A recent dip in the copper price could be a good entry point for investment in what analysts say might be one of the best performers in the commodities market.
Copper takes on shine for investors
A recent dip in copper prices could provide a good entry point for investors, as analysts say the metal may be one of the top performers among commodities.
Copper has gained 22 per cent this year but has dipped 6 per cent in the past two weeks. The fundamentals remain strong, said Daniel Brebner, an analyst based in London at Deutsche Bank.
Supply growth has been widely contained and it is estimated there will be a deficit of 300,000 tonnes of the metal next year. Higher demand from growth in the industrial sector, particularly from China, is also expected to help lift prices. "Consensus has been quite positive," Mr Brebner said.
Copper should also benefit from the introduction of exchange-traded funds (ETFs) to the public market, he said.
Last month, JP Morgan officially filed a preliminary prospectus with the US Securities and Exchange Commission for a copper ETF to list on the New York Stock Exchange. According to the filing, JP Morgan will link up with ETF Securities to offer clients exposure to copper. The increased trading could serve to artificially lift the price in the short term.
For the ETF, JP Morgan will hold the metal in physical form and shares of the fund will be priced to correspond to the value of one one-hundredth of a tonne of copper. After JP Morgan's plan was publicly introduced, the BlackRock asset management company said it would design a similar ETF.
Mr Brebner expects the first publicly tradable copper ETF to be introduced next month and the others early next year.
Although commodity prices fell last week as a result of the EU bailout for Ireland and tensions continuing between North and South Korea, Mr Brebner believes lingering turmoil will drive investors to commodities as a less risky alternative to equities.

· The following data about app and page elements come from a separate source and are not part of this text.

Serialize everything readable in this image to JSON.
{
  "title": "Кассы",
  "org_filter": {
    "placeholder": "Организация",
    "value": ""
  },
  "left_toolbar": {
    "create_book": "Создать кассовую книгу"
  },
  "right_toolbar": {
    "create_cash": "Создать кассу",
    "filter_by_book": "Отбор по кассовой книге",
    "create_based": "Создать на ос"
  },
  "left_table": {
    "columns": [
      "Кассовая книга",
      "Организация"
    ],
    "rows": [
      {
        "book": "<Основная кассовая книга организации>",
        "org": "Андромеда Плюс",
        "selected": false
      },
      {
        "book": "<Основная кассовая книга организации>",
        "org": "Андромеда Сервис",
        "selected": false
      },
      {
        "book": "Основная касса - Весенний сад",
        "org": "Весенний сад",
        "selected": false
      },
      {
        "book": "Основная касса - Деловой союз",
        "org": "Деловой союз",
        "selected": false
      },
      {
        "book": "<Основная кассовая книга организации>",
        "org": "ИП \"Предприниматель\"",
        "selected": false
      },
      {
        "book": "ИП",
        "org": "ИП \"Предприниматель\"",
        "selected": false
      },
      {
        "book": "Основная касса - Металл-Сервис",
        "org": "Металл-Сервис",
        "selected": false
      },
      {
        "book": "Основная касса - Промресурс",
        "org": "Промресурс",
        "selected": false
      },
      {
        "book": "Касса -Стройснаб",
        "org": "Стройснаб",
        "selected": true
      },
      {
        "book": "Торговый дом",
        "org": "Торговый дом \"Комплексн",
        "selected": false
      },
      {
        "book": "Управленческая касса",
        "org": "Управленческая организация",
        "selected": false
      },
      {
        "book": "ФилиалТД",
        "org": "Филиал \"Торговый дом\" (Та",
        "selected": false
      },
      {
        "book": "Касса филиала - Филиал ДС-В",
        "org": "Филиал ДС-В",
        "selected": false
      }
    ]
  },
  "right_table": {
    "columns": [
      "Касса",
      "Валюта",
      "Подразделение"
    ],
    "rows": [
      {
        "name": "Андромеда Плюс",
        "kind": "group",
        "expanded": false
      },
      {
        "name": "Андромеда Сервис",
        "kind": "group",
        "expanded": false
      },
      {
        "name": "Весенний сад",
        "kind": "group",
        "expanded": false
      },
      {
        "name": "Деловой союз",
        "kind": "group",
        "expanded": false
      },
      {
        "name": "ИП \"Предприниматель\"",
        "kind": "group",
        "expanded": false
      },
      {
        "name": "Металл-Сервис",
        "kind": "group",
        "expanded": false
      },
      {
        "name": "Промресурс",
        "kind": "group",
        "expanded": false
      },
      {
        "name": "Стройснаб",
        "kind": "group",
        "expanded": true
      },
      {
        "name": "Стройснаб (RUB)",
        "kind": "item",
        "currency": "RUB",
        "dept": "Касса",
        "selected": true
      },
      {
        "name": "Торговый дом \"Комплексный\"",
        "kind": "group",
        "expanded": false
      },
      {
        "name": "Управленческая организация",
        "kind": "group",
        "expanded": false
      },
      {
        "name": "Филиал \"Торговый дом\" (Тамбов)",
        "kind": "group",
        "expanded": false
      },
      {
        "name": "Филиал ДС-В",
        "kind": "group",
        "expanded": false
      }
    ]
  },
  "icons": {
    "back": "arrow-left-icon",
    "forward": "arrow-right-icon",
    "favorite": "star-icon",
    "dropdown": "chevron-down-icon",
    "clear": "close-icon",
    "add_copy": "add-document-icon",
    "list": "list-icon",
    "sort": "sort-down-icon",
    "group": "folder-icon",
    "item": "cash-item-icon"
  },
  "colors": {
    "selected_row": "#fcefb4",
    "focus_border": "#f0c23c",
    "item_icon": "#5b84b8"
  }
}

"There is political risk out there globally and Korea is something investors will be watching and worrying about," he said.